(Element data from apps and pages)
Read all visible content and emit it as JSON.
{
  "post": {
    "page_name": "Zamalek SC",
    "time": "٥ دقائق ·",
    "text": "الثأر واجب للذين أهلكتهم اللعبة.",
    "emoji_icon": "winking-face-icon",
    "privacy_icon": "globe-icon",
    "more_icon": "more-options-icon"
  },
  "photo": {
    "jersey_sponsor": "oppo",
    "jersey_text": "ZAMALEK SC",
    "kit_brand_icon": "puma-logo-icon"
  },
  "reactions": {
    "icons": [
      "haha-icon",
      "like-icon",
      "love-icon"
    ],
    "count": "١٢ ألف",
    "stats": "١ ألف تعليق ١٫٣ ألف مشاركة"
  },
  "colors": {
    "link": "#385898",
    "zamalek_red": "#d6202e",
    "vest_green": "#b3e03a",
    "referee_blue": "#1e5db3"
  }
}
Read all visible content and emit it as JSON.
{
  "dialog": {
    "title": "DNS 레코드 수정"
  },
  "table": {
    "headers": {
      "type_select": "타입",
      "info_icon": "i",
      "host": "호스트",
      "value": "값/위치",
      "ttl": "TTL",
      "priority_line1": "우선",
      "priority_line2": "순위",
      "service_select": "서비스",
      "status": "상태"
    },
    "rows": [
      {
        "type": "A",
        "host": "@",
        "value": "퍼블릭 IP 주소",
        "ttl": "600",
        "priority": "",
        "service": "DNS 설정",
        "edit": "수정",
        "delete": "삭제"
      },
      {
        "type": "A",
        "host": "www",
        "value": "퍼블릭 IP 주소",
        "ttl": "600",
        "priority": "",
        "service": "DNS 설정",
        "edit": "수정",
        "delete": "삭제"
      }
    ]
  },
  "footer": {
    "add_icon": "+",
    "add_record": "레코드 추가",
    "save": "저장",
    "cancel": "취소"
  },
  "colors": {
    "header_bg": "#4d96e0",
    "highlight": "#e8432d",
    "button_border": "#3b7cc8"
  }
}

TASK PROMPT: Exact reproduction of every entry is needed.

WRITTEN RESPONSE:
Read all visible content and emit it as JSON.
{
  "post": {
    "page_name": "Zamalek SC",
    "time": "٥ دقائق ·",
    "text": "الثأر واجب للذين أهلكتهم اللعبة.",
    "emoji_icon": "winking-face-icon",
    "privacy_icon": "globe-icon",
    "more_icon": "more-options-icon"
  },
  "photo": {
    "jersey_sponsor": "oppo",
    "jersey_text": "ZAMALEK SC",
    "kit_brand_icon": "puma-logo-icon"
  },
  "reactions": {
    "icons": [
      "haha-icon",
      "like-icon",
      "love-icon"
    ],
    "count": "١٢ ألف",
    "stats": "١ ألف تعليق ١٫٣ ألف مشاركة"
  },
  "colors": {
    "link": "#385898",
    "zamalek_red": "#d6202e",
    "vest_green": "#b3e03a",
    "referee_blue": "#1e5db3"
  }
}
Read all visible content and emit it as JSON.
{
  "dialog": {
    "title": "DNS 레코드 수정"
  },
  "table": {
    "headers": {
      "type_select": "타입",
      "info_icon": "i",
      "host": "호스트",
      "value": "값/위치",
      "ttl": "TTL",
      "priority_line1": "우선",
      "priority_line2": "순위",
      "service_select": "서비스",
      "status": "상태"
    },
    "rows": [
      {
        "type": "A",
        "host": "@",
        "value": "퍼블릭 IP 주소",
        "ttl": "600",
        "priority": "",
        "service": "DNS 설정",
        "edit": "수정",
        "delete": "삭제"
      },
      {
        "type": "A",
        "host": "www",
        "value": "퍼블릭 IP 주소",
        "ttl": "600",
        "priority": "",
        "service": "DNS 설정",
        "edit": "수정",
        "delete": "삭제"
      }
    ]
  },
  "footer": {
    "add_icon": "+",
    "add_record": "레코드 추가",
    "save": "저장",
    "cancel": "취소"
  },
  "colors": {
    "header_bg": "#4d96e0",
    "highlight": "#e8432d",
    "button_border": "#3b7cc8"
  }
}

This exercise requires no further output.